---- Data
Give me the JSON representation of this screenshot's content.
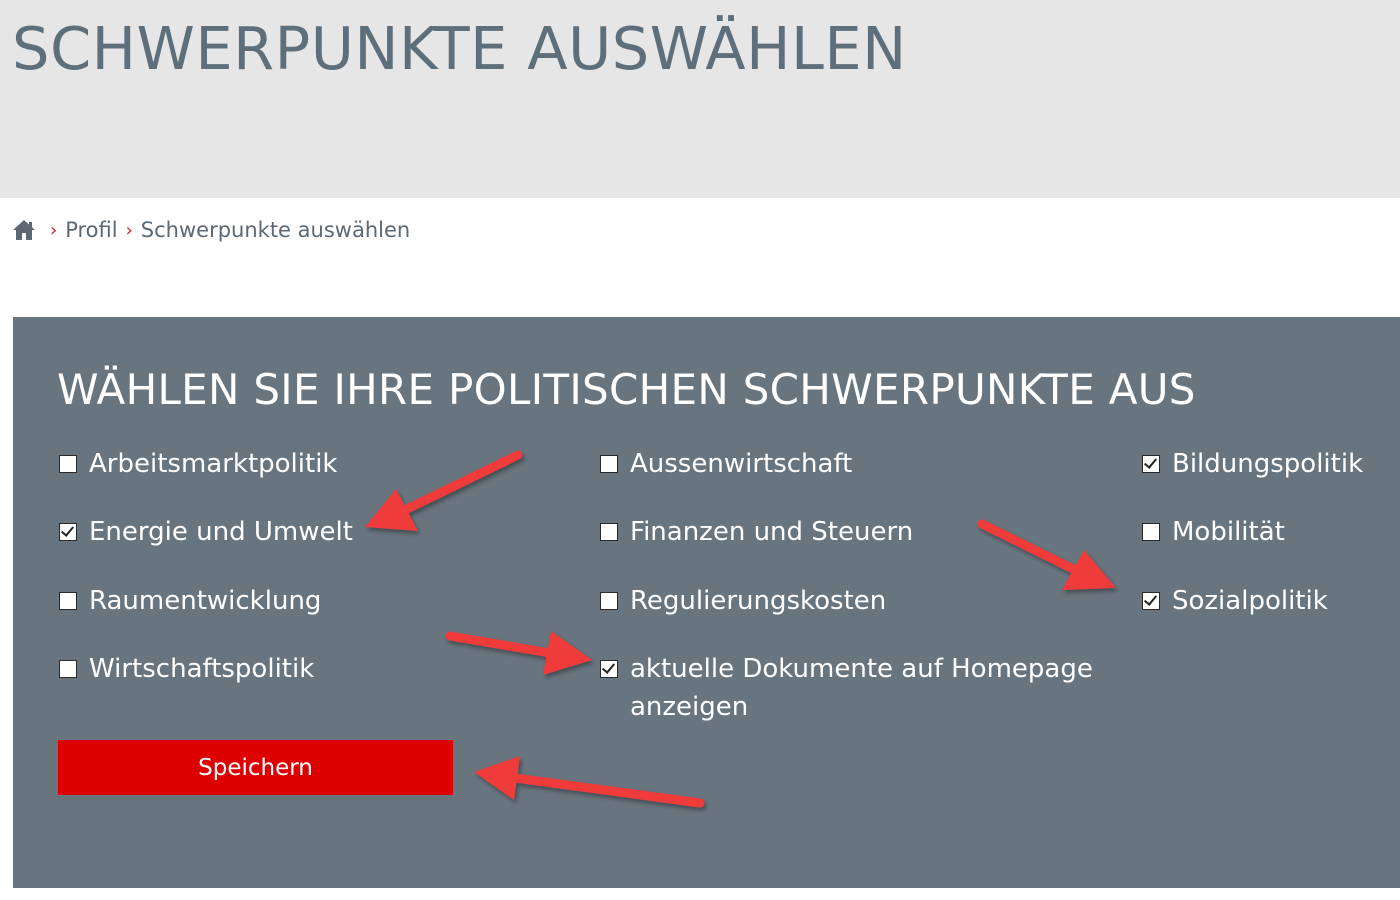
{
  "header": {
    "title": "SCHWERPUNKTE AUSWÄHLEN"
  },
  "breadcrumb": {
    "home_icon": "home-icon",
    "separator": "›",
    "items": [
      "Profil",
      "Schwerpunkte auswählen"
    ]
  },
  "panel": {
    "title": "WÄHLEN SIE IHRE POLITISCHEN SCHWERPUNKTE AUS",
    "options": [
      {
        "label": "Arbeitsmarktpolitik",
        "checked": false
      },
      {
        "label": "Energie und Umwelt",
        "checked": true
      },
      {
        "label": "Raumentwicklung",
        "checked": false
      },
      {
        "label": "Wirtschaftspolitik",
        "checked": false
      },
      {
        "label": "Aussenwirtschaft",
        "checked": false
      },
      {
        "label": "Finanzen und Steuern",
        "checked": false
      },
      {
        "label": "Regulierungskosten",
        "checked": false
      },
      {
        "label": "aktuelle Dokumente auf Homepage anzeigen",
        "checked": true
      },
      {
        "label": "Bildungspolitik",
        "checked": true
      },
      {
        "label": "Mobilität",
        "checked": false
      },
      {
        "label": "Sozialpolitik",
        "checked": true
      }
    ],
    "save_label": "Speichern"
  },
  "colors": {
    "header_bg": "#e6e6e6",
    "title_color": "#5e6f7c",
    "panel_bg": "#68747e",
    "save_button": "#dd0000",
    "annotation_arrow": "#f03a3a"
  }
}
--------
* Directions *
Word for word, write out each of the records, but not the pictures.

* Task response *
Give me the JSON representation of this screenshot's content.
{
  "header": {
    "title": "SCHWERPUNKTE AUSWÄHLEN"
  },
  "breadcrumb": {
    "home_icon": "home-icon",
    "separator": "›",
    "items": [
      "Profil",
      "Schwerpunkte auswählen"
    ]
  },
  "panel": {
    "title": "WÄHLEN SIE IHRE POLITISCHEN SCHWERPUNKTE AUS",
    "options": [
      {
        "label": "Arbeitsmarktpolitik",
        "checked": false
      },
      {
        "label": "Energie und Umwelt",
        "checked": true
      },
      {
        "label": "Raumentwicklung",
        "checked": false
      },
      {
        "label": "Wirtschaftspolitik",
        "checked": false
      },
      {
        "label": "Aussenwirtschaft",
        "checked": false
      },
      {
        "label": "Finanzen und Steuern",
        "checked": false
      },
      {
        "label": "Regulierungskosten",
        "checked": false
      },
      {
        "label": "aktuelle Dokumente auf Homepage anzeigen",
        "checked": true
      },
      {
        "label": "Bildungspolitik",
        "checked": true
      },
      {
        "label": "Mobilität",
        "checked": false
      },
      {
        "label": "Sozialpolitik",
        "checked": true
      }
    ],
    "save_label": "Speichern"
  },
  "colors": {
    "header_bg": "#e6e6e6",
    "title_color": "#5e6f7c",
    "panel_bg": "#68747e",
    "save_button": "#dd0000",
    "annotation_arrow": "#f03a3a"
  }
}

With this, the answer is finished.